• TASK DETAILS: Search the data below for the string "title" and copy all lines where it shows up.

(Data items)
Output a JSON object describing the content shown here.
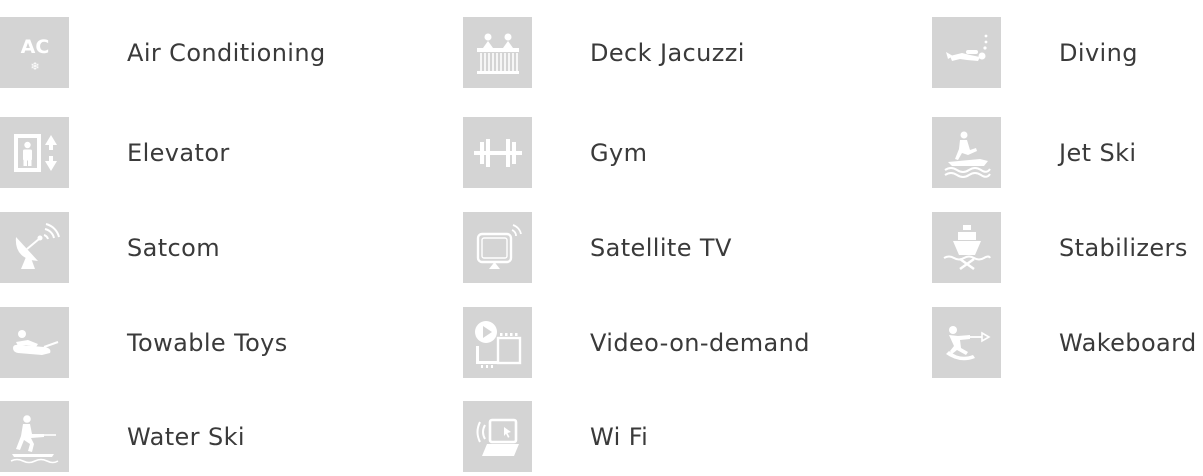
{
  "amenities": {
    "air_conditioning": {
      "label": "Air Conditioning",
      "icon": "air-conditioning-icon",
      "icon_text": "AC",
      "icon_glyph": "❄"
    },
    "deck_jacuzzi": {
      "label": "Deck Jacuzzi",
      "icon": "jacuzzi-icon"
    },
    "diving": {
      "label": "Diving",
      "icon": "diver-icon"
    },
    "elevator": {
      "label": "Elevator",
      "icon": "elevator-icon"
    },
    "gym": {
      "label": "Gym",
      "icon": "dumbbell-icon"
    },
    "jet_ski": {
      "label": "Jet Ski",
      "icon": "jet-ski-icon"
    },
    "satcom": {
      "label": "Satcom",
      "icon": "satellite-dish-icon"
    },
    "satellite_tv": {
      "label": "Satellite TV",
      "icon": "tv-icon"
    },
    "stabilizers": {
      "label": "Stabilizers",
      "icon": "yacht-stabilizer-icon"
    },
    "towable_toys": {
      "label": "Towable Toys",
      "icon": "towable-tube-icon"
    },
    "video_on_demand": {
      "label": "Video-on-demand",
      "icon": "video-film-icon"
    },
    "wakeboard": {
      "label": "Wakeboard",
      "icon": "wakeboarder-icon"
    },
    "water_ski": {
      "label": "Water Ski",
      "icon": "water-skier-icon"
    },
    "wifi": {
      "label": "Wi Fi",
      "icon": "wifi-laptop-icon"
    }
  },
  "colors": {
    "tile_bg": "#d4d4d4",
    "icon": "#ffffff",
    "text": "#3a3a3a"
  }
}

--

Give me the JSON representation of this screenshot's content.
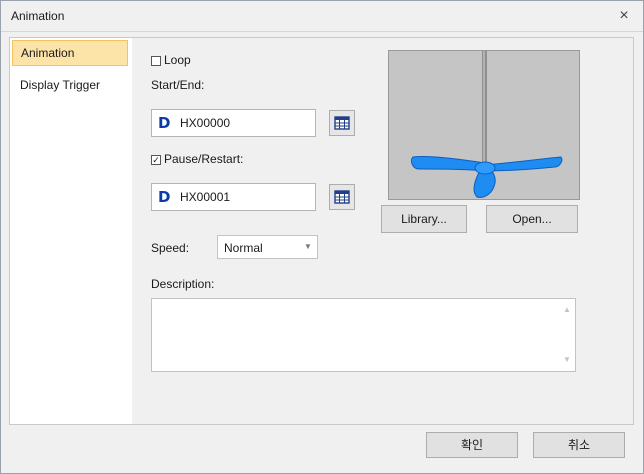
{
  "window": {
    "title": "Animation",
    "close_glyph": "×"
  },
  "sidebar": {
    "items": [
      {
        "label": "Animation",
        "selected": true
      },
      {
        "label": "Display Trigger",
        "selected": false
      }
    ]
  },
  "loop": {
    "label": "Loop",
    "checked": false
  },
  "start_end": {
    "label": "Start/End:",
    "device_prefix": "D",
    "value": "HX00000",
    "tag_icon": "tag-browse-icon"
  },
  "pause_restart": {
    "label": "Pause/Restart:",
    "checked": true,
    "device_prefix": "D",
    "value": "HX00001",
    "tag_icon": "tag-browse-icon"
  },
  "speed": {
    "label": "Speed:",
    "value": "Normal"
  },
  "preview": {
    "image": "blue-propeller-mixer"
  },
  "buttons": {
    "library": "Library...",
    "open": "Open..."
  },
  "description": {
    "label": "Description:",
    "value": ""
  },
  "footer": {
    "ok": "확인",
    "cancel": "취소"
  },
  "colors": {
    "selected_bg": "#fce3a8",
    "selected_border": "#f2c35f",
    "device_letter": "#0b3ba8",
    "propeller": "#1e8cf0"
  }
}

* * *

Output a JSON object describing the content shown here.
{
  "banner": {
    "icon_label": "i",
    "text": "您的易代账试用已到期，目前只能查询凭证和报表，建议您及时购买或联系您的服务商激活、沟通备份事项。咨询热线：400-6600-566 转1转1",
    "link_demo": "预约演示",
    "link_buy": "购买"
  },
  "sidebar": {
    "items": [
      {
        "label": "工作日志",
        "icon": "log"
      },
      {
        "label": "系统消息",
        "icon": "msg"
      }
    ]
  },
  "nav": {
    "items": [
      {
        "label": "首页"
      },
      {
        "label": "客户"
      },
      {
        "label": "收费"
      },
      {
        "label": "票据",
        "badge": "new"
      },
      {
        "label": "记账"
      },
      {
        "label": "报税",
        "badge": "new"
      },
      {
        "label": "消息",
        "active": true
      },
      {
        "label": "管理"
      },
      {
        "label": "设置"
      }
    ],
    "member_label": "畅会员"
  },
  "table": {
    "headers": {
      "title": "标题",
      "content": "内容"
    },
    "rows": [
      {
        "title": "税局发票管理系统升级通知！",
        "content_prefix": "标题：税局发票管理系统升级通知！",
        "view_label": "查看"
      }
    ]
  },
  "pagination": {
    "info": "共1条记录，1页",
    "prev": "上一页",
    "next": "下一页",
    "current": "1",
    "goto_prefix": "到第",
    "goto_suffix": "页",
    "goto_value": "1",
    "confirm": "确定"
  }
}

• EXPECTED OUTPUT:
    "title": "Animation",
      "title": "标题",
        "title": "税局发票管理系统升级通知！",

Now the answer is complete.